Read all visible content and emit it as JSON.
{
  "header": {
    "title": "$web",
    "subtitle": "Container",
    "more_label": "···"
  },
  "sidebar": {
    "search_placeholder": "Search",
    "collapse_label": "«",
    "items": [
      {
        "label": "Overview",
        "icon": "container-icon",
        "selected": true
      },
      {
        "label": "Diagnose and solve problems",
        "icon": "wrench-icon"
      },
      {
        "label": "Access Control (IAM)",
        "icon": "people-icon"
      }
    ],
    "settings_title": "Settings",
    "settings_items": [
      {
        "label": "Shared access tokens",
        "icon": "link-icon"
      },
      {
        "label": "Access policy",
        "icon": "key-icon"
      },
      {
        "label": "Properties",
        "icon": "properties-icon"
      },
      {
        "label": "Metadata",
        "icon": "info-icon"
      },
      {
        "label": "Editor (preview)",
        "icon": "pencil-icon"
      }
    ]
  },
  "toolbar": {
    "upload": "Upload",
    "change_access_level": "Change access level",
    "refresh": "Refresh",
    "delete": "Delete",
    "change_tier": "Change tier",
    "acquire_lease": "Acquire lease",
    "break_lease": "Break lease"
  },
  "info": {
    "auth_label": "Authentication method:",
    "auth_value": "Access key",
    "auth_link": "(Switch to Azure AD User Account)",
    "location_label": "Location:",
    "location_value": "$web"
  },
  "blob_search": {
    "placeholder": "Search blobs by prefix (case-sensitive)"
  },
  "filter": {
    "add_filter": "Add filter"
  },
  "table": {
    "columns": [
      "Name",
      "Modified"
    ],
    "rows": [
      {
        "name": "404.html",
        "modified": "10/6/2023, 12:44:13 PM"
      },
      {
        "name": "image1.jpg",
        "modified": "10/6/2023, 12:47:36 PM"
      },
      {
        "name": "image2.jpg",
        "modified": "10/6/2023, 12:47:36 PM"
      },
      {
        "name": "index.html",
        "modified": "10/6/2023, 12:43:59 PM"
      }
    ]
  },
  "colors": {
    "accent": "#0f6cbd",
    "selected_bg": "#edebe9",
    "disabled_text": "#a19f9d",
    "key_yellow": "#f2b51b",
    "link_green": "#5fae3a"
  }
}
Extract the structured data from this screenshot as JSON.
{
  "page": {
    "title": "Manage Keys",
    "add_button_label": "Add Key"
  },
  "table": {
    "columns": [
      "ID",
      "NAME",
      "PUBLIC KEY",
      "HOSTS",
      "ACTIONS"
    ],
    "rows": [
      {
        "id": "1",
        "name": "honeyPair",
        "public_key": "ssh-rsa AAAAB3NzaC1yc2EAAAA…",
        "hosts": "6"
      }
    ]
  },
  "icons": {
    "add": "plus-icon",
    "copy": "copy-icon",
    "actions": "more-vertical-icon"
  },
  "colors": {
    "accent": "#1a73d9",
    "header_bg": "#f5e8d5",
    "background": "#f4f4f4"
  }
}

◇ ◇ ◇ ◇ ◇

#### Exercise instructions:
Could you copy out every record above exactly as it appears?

#### Response to this exercise:
Read all visible content and emit it as JSON.
{
  "header": {
    "title": "$web",
    "subtitle": "Container",
    "more_label": "···"
  },
  "sidebar": {
    "search_placeholder": "Search",
    "collapse_label": "«",
    "items": [
      {
        "label": "Overview",
        "icon": "container-icon",
        "selected": true
      },
      {
        "label": "Diagnose and solve problems",
        "icon": "wrench-icon"
      },
      {
        "label": "Access Control (IAM)",
        "icon": "people-icon"
      }
    ],
    "settings_title": "Settings",
    "settings_items": [
      {
        "label": "Shared access tokens",
        "icon": "link-icon"
      },
      {
        "label": "Access policy",
        "icon": "key-icon"
      },
      {
        "label": "Properties",
        "icon": "properties-icon"
      },
      {
        "label": "Metadata",
        "icon": "info-icon"
      },
      {
        "label": "Editor (preview)",
        "icon": "pencil-icon"
      }
    ]
  },
  "toolbar": {
    "upload": "Upload",
    "change_access_level": "Change access level",
    "refresh": "Refresh",
    "delete": "Delete",
    "change_tier": "Change tier",
    "acquire_lease": "Acquire lease",
    "break_lease": "Break lease"
  },
  "info": {
    "auth_label": "Authentication method:",
    "auth_value": "Access key",
    "auth_link": "(Switch to Azure AD User Account)",
    "location_label": "Location:",
    "location_value": "$web"
  },
  "blob_search": {
    "placeholder": "Search blobs by prefix (case-sensitive)"
  },
  "filter": {
    "add_filter": "Add filter"
  },
  "table": {
    "columns": [
      "Name",
      "Modified"
    ],
    "rows": [
      {
        "name": "404.html",
        "modified": "10/6/2023, 12:44:13 PM"
      },
      {
        "name": "image1.jpg",
        "modified": "10/6/2023, 12:47:36 PM"
      },
      {
        "name": "image2.jpg",
        "modified": "10/6/2023, 12:47:36 PM"
      },
      {
        "name": "index.html",
        "modified": "10/6/2023, 12:43:59 PM"
      }
    ]
  },
  "colors": {
    "accent": "#0f6cbd",
    "selected_bg": "#edebe9",
    "disabled_text": "#a19f9d",
    "key_yellow": "#f2b51b",
    "link_green": "#5fae3a"
  }
}
Extract the structured data from this screenshot as JSON.
{
  "page": {
    "title": "Manage Keys",
    "add_button_label": "Add Key"
  },
  "table": {
    "columns": [
      "ID",
      "NAME",
      "PUBLIC KEY",
      "HOSTS",
      "ACTIONS"
    ],
    "rows": [
      {
        "id": "1",
        "name": "honeyPair",
        "public_key": "ssh-rsa AAAAB3NzaC1yc2EAAAA…",
        "hosts": "6"
      }
    ]
  },
  "icons": {
    "add": "plus-icon",
    "copy": "copy-icon",
    "actions": "more-vertical-icon"
  },
  "colors": {
    "accent": "#1a73d9",
    "header_bg": "#f5e8d5",
    "background": "#f4f4f4"
  }
}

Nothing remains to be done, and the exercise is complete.